TASK DESCRIPTION » If a line in the entries below contains "this", copy it.

THE INPUT »
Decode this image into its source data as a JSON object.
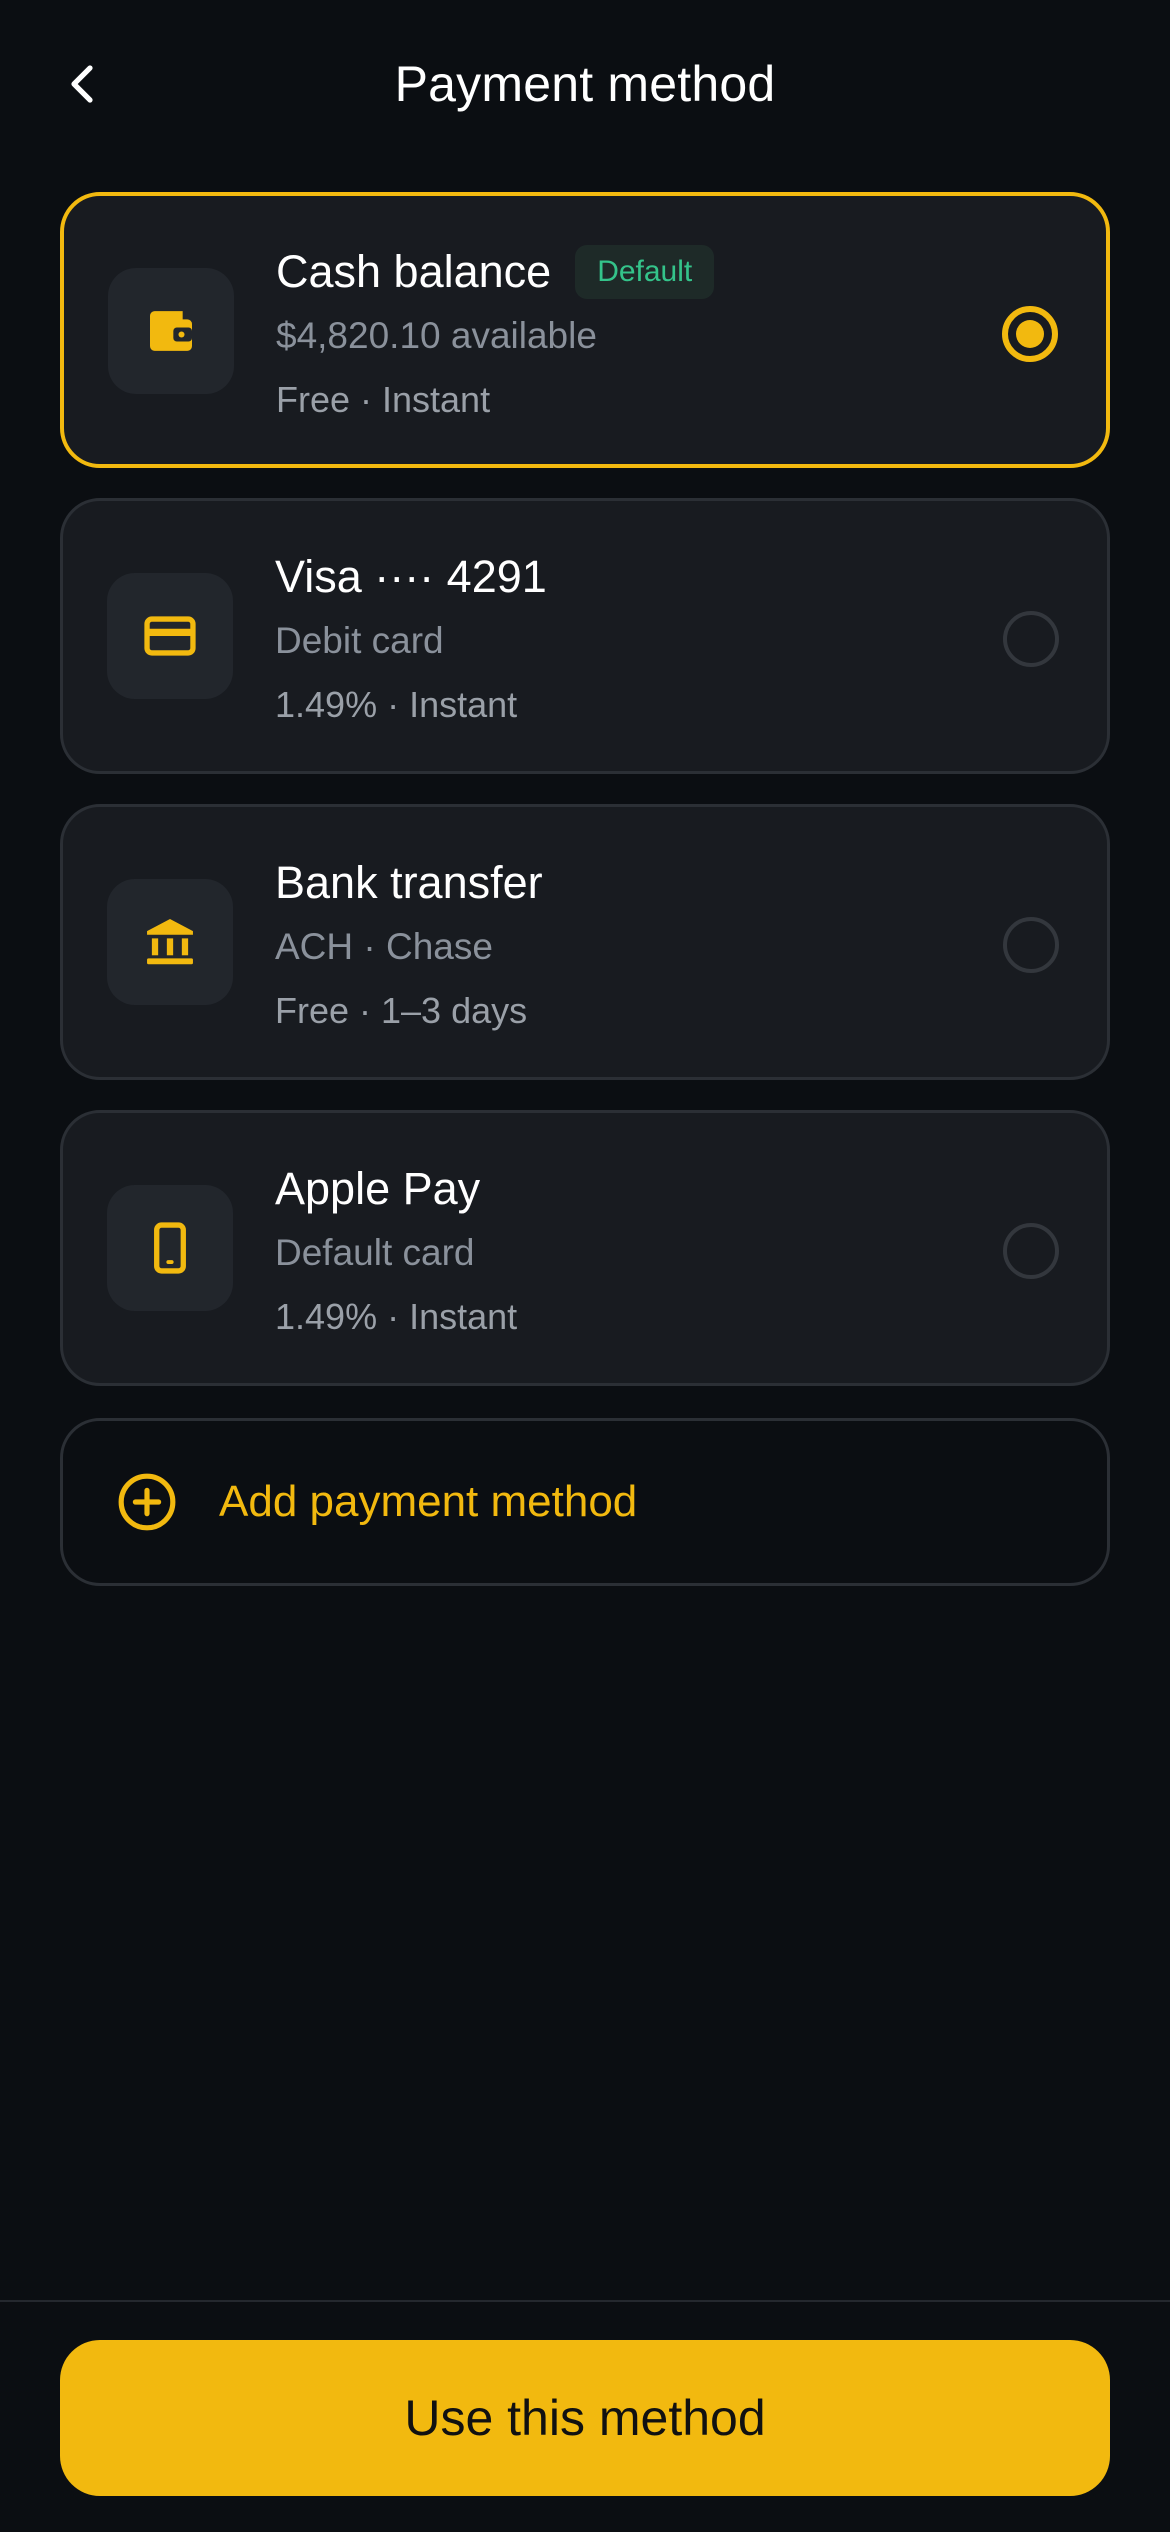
{
  "header": {
    "title": "Payment method"
  },
  "methods": [
    {
      "name": "Cash balance",
      "badge": "Default",
      "subtitle": "$4,820.10 available",
      "meta": "Free · Instant",
      "selected": true,
      "icon": "wallet-icon"
    },
    {
      "name": "Visa ···· 4291",
      "subtitle": "Debit card",
      "meta": "1.49% · Instant",
      "selected": false,
      "icon": "credit-card-icon"
    },
    {
      "name": "Bank transfer",
      "subtitle": "ACH · Chase",
      "meta": "Free · 1–3 days",
      "selected": false,
      "icon": "bank-icon"
    },
    {
      "name": "Apple Pay",
      "subtitle": "Default card",
      "meta": "1.49% · Instant",
      "selected": false,
      "icon": "smartphone-icon"
    }
  ],
  "add_method": {
    "label": "Add payment method",
    "icon": "plus-circle-icon"
  },
  "footer": {
    "cta_label": "Use this method"
  },
  "colors": {
    "accent": "#f2b90f",
    "badge_green": "#34c38a",
    "background": "#0b0e12",
    "card": "#181b20"
  }
}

ANSWER SECTION »
Decode this image into its source data as a JSON object.
    "cta_label": "Use this method"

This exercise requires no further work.